### Problem
Some lines below hold "time". Pick them out and copy them.

*** Available records Section Begins ***

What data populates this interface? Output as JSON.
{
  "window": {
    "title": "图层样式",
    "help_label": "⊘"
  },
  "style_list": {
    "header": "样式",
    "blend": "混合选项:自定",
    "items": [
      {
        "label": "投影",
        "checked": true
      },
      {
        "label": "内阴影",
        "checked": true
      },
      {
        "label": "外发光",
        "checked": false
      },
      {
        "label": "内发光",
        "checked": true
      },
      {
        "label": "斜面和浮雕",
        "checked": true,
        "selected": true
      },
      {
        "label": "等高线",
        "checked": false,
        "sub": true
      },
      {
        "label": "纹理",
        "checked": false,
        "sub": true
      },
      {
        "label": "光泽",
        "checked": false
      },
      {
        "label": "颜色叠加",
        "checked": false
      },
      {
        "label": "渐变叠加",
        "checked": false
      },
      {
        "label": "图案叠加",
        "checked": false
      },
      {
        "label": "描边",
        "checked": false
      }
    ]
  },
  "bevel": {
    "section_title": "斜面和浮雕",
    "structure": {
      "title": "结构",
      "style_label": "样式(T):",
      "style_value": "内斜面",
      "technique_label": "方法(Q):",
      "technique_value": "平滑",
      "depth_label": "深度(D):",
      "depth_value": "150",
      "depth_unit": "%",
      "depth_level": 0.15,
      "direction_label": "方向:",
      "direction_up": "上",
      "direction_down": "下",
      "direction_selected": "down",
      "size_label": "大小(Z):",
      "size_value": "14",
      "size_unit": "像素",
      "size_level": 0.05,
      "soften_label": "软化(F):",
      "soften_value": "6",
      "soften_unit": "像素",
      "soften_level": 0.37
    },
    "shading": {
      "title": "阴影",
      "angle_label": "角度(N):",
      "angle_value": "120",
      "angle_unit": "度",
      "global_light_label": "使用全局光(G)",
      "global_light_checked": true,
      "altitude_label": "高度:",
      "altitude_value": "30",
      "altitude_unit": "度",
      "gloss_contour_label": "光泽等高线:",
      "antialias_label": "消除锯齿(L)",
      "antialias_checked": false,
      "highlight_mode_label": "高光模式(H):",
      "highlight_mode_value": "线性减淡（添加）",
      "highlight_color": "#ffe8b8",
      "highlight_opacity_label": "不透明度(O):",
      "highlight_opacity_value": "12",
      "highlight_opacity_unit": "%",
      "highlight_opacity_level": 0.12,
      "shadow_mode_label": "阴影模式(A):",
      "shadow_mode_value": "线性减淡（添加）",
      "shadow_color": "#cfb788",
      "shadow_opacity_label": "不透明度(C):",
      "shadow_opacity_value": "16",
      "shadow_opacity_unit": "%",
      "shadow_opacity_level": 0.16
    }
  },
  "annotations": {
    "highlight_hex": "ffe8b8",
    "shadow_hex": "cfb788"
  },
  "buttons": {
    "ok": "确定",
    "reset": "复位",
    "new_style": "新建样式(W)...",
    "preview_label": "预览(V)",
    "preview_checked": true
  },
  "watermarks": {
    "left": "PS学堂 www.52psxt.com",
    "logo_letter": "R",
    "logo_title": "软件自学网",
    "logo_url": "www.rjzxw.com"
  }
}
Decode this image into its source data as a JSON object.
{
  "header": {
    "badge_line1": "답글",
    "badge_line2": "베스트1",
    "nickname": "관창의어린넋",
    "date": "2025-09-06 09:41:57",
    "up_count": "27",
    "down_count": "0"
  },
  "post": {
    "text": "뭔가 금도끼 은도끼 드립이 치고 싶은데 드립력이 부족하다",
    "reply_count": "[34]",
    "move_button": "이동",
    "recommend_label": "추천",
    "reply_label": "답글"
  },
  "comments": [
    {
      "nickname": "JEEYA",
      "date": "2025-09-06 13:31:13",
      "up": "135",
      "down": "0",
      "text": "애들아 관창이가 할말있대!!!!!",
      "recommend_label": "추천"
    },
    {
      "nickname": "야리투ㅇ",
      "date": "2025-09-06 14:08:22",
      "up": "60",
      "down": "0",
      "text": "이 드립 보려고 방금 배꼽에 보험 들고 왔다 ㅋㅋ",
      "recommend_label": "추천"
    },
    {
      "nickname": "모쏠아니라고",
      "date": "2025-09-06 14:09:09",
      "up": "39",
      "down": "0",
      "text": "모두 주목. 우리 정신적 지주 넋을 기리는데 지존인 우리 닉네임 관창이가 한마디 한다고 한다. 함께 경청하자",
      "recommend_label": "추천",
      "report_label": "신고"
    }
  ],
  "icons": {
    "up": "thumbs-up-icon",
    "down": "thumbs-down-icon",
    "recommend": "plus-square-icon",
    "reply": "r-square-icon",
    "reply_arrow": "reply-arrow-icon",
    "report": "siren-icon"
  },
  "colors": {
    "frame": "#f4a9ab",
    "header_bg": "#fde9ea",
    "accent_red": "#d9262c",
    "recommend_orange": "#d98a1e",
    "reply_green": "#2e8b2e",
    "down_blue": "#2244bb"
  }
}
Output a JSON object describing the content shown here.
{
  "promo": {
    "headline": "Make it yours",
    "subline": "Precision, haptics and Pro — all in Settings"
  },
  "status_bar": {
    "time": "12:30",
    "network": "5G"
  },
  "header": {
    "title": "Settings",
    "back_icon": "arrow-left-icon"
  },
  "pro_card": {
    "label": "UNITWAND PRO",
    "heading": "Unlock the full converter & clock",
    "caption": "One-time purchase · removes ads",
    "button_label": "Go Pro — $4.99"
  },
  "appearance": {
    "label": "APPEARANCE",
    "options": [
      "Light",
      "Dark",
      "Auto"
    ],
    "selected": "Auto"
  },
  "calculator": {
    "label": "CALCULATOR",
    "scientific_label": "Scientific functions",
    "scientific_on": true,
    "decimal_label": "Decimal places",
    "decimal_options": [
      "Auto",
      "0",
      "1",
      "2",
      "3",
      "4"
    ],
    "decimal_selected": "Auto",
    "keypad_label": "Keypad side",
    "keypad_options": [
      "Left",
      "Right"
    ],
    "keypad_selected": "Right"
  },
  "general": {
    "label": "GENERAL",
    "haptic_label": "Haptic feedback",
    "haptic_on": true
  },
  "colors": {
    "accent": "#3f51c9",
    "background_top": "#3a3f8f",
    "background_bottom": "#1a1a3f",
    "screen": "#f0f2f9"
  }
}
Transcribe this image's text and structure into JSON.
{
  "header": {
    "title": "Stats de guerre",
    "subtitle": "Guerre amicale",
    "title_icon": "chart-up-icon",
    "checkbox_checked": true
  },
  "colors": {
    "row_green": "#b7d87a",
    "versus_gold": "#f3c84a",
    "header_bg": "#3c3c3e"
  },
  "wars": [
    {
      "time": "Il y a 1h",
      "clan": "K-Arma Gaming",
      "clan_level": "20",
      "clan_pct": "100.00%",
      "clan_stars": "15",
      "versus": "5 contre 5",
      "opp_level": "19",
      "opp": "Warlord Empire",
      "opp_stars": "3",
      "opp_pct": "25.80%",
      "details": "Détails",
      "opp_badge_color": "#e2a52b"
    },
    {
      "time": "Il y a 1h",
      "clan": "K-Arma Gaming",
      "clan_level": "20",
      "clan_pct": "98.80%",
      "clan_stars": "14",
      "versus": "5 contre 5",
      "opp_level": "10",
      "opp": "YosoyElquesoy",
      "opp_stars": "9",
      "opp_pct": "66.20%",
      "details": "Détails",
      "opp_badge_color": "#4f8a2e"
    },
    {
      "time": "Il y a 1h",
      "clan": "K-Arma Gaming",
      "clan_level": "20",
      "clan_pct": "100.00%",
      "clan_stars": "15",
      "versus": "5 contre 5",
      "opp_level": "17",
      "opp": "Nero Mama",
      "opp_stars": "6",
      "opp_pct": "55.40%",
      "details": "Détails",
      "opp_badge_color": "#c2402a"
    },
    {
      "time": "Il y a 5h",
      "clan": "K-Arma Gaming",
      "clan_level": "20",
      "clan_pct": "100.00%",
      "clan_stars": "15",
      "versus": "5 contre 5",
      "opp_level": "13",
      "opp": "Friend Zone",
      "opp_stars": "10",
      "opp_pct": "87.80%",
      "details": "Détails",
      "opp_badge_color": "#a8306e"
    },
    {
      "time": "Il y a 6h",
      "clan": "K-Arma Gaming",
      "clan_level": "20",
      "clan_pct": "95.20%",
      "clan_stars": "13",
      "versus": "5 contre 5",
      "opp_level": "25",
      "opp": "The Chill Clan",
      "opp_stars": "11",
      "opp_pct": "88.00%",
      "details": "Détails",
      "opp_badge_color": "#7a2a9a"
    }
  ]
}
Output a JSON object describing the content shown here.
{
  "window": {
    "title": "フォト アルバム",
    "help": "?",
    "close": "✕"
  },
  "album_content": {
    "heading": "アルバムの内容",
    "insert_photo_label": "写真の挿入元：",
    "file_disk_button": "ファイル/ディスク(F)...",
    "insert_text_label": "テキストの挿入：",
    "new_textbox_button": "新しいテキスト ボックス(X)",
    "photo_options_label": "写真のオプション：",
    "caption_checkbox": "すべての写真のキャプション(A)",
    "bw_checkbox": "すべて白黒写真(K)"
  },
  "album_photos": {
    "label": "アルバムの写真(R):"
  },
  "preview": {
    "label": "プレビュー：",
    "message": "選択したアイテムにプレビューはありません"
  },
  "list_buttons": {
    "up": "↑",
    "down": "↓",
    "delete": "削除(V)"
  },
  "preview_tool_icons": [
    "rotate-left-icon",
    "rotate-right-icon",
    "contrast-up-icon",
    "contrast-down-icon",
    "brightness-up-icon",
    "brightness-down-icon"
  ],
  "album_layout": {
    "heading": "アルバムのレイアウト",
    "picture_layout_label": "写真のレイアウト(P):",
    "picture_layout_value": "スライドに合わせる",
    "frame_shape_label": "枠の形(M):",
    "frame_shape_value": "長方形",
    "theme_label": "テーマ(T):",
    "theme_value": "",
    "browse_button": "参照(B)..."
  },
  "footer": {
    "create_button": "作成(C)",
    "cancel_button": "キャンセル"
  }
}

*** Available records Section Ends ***

### Response
    "time": "12:30",
    "caption": "One-time purchase · removes ads",
      "time": "Il y a 1h",
      "time": "Il y a 1h",
      "time": "Il y a 1h",
      "time": "Il y a 5h",
      "time": "Il y a 6h",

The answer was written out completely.